#### [EXERCISE]
The entries below are to be restated exactly, and their images are to be omitted.

#### [INPUT DATA]
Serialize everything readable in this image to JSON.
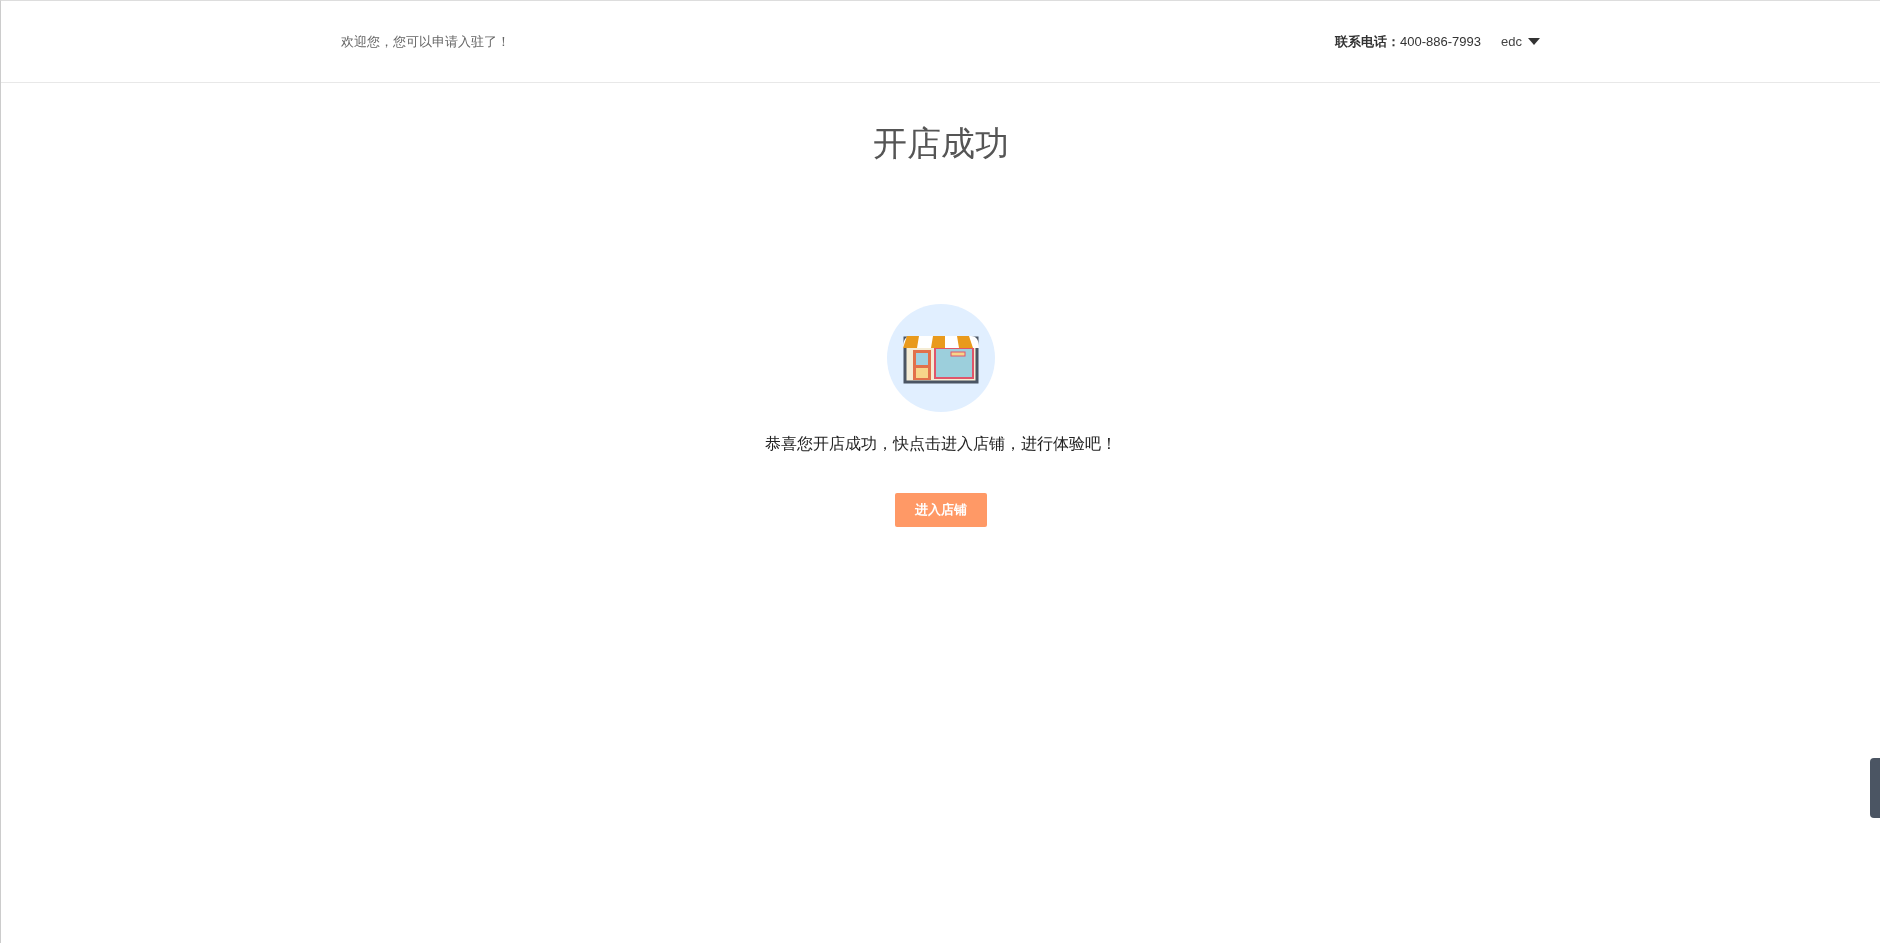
{
  "header": {
    "welcome": "欢迎您，您可以申请入驻了！",
    "phone_label": "联系电话：",
    "phone": "400-886-7993",
    "user": "edc"
  },
  "title": "开店成功",
  "message": "恭喜您开店成功，快点击进入店铺，进行体验吧！",
  "button": "进入店铺"
}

#### [RESULT OF THIS TASK]
Serialize everything readable in this image to JSON.
{
  "header": {
    "welcome": "欢迎您，您可以申请入驻了！",
    "phone_label": "联系电话：",
    "phone": "400-886-7993",
    "user": "edc"
  },
  "title": "开店成功",
  "message": "恭喜您开店成功，快点击进入店铺，进行体验吧！",
  "button": "进入店铺"
}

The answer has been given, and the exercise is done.